There is reportedly an opportunity to change that in North Carolina.
The new farm bill (Subtitle A, section 4022) includes authorization for a three-year pilot program for up to 10 states to set up work requirements for food stamps (Supplemental Nutrition Assistance Program.)
I listened in on a teleconference during which this effort’s main sponsor, Rep. Steve Southerland (R-Fla.) described the measure. If I understand correctly, it basically imposes the work requirements for welfare on food stamp programs. Individuals have to spend a certain amount of time working, looking for work, or getting job training. The time requirements are lessened for those with small children. There are exemptions for those who are disabled, too old, etc.
What’s most important, he said, is that it is a way to channel people into the workforce, not only for the benefit of the state’s economy, but for their own benefit.
Eighteen Texas members of Congress are already urging the Lone Star State to take part in the program, as summarized in a letter to the Texas Workforce Commission. Republican Rep. Randy Neugebauer added, “This pilot program includes work requirements and employment training to create opportunities for Americans to move off food stamps. I would be proud if my home state could be a forerunner in demonstrating the success of these reforms.”

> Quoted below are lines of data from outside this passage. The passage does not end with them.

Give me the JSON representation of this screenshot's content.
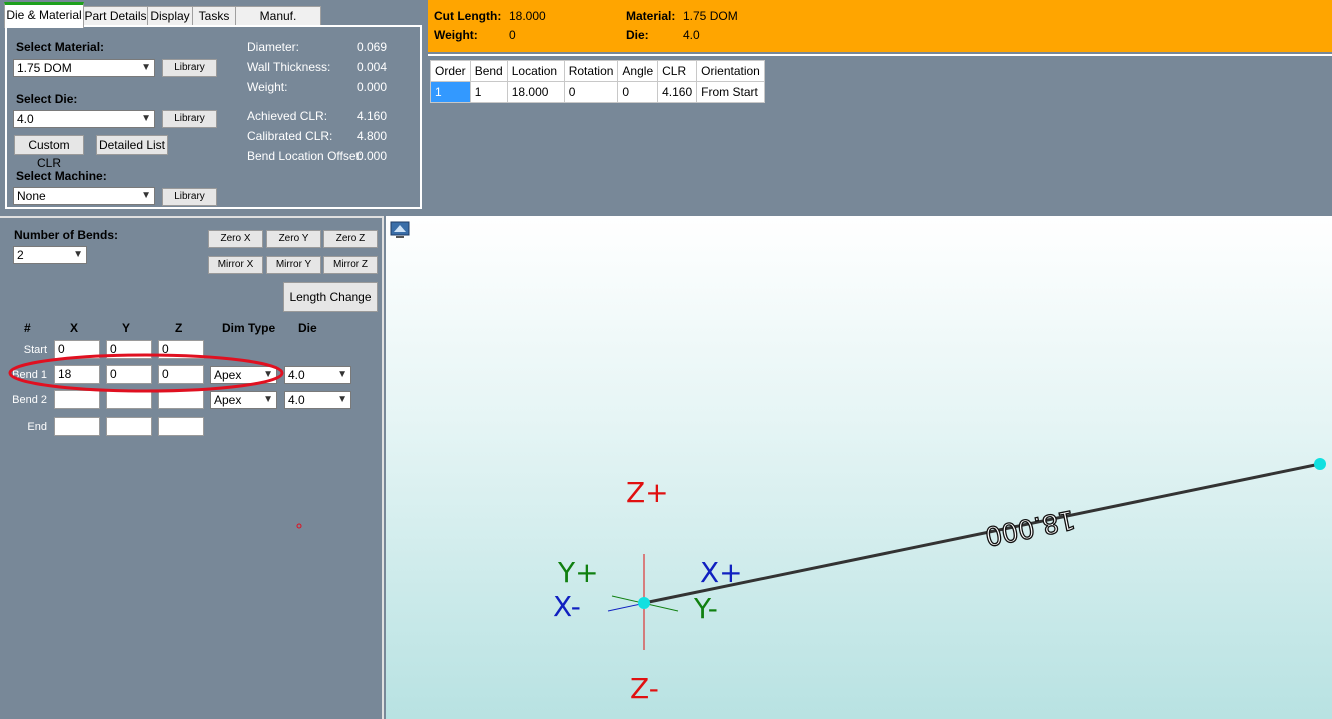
{
  "tabs": [
    "Die & Material",
    "Part Details",
    "Display",
    "Tasks",
    "Manuf. Warning"
  ],
  "material_panel": {
    "select_material_label": "Select Material:",
    "material_value": "1.75 DOM",
    "select_die_label": "Select Die:",
    "die_value": "4.0",
    "select_machine_label": "Select Machine:",
    "machine_value": "None",
    "library_label": "Library",
    "custom_clr_label": "Custom CLR",
    "detailed_list_label": "Detailed List",
    "info": [
      {
        "label": "Diameter:",
        "value": "0.069"
      },
      {
        "label": "Wall Thickness:",
        "value": "0.004"
      },
      {
        "label": "Weight:",
        "value": "0.000"
      },
      {
        "label": "Achieved CLR:",
        "value": "4.160"
      },
      {
        "label": "Calibrated CLR:",
        "value": "4.800"
      },
      {
        "label": "Bend Location Offset:",
        "value": "0.000"
      }
    ]
  },
  "summary": {
    "cut_length_label": "Cut Length:",
    "cut_length_value": "18.000",
    "weight_label": "Weight:",
    "weight_value": "0",
    "material_label": "Material:",
    "material_value": "1.75 DOM",
    "die_label": "Die:",
    "die_value": "4.0"
  },
  "bend_table": {
    "headers": [
      "Order",
      "Bend",
      "Location",
      "Rotation",
      "Angle",
      "CLR",
      "Orientation"
    ],
    "rows": [
      [
        "1",
        "1",
        "18.000",
        "0",
        "0",
        "4.160",
        "From Start"
      ]
    ]
  },
  "bends_panel": {
    "num_bends_label": "Number of Bends:",
    "num_bends_value": "2",
    "zero_x": "Zero X",
    "zero_y": "Zero Y",
    "zero_z": "Zero Z",
    "mirror_x": "Mirror X",
    "mirror_y": "Mirror Y",
    "mirror_z": "Mirror Z",
    "length_change": "Length Change",
    "col_headers": [
      "#",
      "X",
      "Y",
      "Z",
      "Dim Type",
      "Die"
    ],
    "rows": [
      {
        "label": "Start",
        "x": "0",
        "y": "0",
        "z": "0",
        "dim": "",
        "die": ""
      },
      {
        "label": "Bend 1",
        "x": "18",
        "y": "0",
        "z": "0",
        "dim": "Apex",
        "die": "4.0"
      },
      {
        "label": "Bend 2",
        "x": "",
        "y": "",
        "z": "",
        "dim": "Apex",
        "die": "4.0"
      },
      {
        "label": "End",
        "x": "",
        "y": "",
        "z": "",
        "dim": "",
        "die": ""
      }
    ]
  },
  "viewport": {
    "axis_labels": {
      "z_plus": "Z+",
      "z_minus": "Z-",
      "x_plus": "X+",
      "x_minus": "X-",
      "y_plus": "Y+",
      "y_minus": "Y-"
    },
    "tube_label": "18.000",
    "colors": {
      "z_axis": "#e01010",
      "x_axis": "#1020c0",
      "y_axis": "#108010",
      "endpoint": "#10e0e0",
      "highlight": "#e01020"
    }
  }
}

You might think Tar Heel politicians would also be proud to have tried such an experiment. Yet I have not been able to find news of officials making the same push for NC to start such a pilot program. Perhaps our leaders are preparing such an effort behind closed doors. If you’ve heard of any NC politicos or bureaucrats who support a pilot program for food stamp work requirements, please let me know at email@example.com.